Since starting with the Grizzlies in the spring of 2017, Hamada has been promoted twice, where she now holds a manager title and oversees the community engagement initiatives for the club. Her mentor, Courtney Nehls (MiLB's assistant director of community engagement) - with whom she was connected through Minor League Baseball's Women in Baseball LIFT (Leaders Inspiring Future Talent) Mentorship Program - has not been surprised by her early career success.

Hamada with Grizzlies colleagues' Belinda Diaz and Jazzmien Young at the Nationals Press Conference.
"When speaking with Madeline, her passion for the Grizzlies and the Fresno community are immediately undeniable," said Nehls. "Her potential in the baseball industry is unlimited due to her energy and eagerness to learn and grow within the game. I look forward to seeing how she continues to make an impact with her team and serves as an example for other young women in baseball."
As a community engagement leader, strong diversity and inclusion practices are inherently tied to success, as it's important to Hamada to ensure the club is accessible and welcoming to everyone who calls Fresno home. She is implementing those practices by engaging the Grizzlies with every facet of the community. The club visits hundreds of schools in the Fresno area, actively engages underprivileged communities, and looks to bring fans who have never visited Chukchansi Park out to the stadium.
"It's important for us to participate in events in Southwest Fresno and other historically underserved areas in our community to ensure that our neighbors know we appreciate them. Recently, we passed out memorabilia and free ticket vouchers to families who had never been to our stadium. It was the best feeling in the world to see some of the same kids at the Grizzlies game the next night."

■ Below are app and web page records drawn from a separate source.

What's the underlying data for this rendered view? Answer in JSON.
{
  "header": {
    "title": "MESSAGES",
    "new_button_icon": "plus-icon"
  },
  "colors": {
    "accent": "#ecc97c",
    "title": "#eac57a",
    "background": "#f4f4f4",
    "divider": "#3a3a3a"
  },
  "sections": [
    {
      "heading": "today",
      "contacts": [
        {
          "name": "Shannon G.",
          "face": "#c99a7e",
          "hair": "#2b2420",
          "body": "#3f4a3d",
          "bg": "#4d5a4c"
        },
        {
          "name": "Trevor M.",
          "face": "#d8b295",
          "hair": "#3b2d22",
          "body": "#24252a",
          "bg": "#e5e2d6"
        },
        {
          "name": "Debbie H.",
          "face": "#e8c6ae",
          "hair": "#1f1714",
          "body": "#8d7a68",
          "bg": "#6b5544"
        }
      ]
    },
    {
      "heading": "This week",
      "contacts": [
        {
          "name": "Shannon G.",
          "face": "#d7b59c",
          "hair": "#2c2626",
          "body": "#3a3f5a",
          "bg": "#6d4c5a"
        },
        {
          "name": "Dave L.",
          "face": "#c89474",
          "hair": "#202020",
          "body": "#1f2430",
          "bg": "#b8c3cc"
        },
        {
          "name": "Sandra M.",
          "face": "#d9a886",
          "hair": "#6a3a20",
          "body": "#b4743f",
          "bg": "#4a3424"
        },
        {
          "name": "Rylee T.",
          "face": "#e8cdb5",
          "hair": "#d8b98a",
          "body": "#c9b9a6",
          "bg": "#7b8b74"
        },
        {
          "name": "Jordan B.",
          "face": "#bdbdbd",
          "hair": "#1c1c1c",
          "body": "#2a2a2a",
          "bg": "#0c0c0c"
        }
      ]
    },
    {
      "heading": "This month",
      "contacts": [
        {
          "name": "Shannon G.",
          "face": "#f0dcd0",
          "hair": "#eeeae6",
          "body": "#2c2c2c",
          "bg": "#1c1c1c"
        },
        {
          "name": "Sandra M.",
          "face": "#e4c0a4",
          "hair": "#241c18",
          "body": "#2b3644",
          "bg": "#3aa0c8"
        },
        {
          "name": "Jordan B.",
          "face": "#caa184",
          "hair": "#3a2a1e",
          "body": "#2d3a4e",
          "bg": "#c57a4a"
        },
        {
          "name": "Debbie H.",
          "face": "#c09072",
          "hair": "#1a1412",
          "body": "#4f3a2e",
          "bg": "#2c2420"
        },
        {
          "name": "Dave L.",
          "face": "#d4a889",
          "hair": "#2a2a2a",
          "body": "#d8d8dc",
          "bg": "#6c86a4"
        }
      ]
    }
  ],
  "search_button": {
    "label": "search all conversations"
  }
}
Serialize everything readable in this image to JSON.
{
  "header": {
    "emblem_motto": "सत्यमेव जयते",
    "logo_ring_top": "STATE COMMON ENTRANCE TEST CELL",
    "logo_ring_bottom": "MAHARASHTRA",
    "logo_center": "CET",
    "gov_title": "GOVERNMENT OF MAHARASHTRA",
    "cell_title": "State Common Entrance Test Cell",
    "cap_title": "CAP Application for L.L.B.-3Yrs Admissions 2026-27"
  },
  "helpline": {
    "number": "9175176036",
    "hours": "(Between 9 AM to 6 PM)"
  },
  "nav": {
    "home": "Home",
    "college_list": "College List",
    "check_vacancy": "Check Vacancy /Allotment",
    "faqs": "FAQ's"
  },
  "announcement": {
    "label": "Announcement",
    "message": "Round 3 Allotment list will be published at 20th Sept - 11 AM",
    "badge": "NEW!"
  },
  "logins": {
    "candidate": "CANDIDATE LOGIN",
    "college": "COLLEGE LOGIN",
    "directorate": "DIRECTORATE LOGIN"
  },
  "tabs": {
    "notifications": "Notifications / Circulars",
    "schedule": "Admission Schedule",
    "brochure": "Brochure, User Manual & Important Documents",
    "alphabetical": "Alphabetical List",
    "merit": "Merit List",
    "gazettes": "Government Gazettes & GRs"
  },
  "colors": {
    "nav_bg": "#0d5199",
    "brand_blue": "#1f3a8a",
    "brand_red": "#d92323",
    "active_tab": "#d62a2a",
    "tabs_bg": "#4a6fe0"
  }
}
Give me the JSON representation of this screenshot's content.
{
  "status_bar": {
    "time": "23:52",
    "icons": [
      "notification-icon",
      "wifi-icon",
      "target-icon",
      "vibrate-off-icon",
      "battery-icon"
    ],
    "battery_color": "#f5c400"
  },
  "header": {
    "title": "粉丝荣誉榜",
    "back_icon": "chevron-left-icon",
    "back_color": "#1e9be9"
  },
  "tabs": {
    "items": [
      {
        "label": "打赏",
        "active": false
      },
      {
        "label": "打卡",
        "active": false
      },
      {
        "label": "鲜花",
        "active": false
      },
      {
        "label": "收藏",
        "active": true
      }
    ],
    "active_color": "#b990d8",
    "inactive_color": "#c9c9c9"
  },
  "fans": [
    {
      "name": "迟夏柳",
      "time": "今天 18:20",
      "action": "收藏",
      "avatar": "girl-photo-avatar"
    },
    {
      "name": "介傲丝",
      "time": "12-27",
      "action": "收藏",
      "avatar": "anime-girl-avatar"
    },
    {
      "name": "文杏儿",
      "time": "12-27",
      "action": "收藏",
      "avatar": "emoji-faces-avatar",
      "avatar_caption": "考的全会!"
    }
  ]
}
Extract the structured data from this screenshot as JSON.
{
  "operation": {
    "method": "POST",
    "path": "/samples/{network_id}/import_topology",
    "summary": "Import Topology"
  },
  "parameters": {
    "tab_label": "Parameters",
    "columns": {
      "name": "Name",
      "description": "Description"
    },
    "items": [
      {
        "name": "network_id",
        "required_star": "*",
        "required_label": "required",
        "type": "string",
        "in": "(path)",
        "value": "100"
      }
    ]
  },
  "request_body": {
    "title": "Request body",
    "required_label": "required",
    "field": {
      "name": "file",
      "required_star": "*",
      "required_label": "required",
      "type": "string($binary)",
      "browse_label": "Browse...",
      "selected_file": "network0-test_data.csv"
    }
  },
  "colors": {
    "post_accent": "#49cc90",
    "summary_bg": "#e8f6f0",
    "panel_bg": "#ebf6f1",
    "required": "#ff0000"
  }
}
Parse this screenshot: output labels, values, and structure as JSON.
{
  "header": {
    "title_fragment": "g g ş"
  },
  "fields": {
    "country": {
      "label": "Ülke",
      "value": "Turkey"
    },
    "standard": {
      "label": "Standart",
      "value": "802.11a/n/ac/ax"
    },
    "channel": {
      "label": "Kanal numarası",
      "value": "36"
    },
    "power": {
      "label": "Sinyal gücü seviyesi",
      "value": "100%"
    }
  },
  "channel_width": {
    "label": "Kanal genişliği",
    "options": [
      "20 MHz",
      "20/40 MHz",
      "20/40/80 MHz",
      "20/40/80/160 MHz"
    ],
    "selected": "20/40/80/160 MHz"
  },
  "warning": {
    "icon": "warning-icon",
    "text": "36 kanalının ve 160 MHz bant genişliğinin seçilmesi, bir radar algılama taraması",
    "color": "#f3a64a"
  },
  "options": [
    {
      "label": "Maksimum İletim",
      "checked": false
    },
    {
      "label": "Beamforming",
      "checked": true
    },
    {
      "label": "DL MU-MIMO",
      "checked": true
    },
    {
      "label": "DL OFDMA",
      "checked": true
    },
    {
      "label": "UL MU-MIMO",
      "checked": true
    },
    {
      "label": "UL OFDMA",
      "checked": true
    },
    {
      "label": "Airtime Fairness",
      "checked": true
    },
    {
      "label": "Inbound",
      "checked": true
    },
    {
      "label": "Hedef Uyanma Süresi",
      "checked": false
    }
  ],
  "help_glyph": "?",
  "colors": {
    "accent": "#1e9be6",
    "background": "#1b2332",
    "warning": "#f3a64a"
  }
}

Hamada serving dinner at the 2018 Season Ticket Holder Holiday Dinner.
Hamada is ambitious and a change maker in her own right. As one of the few women in the front office, she has played a big part in opening doors for more women to follow in her footsteps and has been key in the planning of an initiative for young girls, launching in 2020, called "A League of Her Own." The three-part initiative - a summer job shadow, a pre-game speaker series and a girls' baseball clinic - focuses on attracting and retaining women and girls in the sports industry, both in the front office and on the field.
"By creating these three programs under this new initiative, our goal is to offer something for all girls. Even if they aren't athletic or into playing sports, maybe we can inspire these girls to chase a career in the business of sports. My hope in launching this program is that we will encourage and inspire other teams to join us in creating programming specifically for girls and women in their communities."
Hamada has climbed up the organizational ladder quickly, propelling herself into a seat of influence and a position where she can proactively strengthen the community she's called home for most of her life. For her love of community, Fresno is fortunate.
"I have two goals, one being that I want to be able to bring more women to the table with me. My second is to leave a legacy by which the Fresno community knows that the Grizzlies are a business they can rely on - for entertainment, for family fun and for support. I want the Grizzles to always be considered a great neighbor."

Benjamin Pereira is a contributor to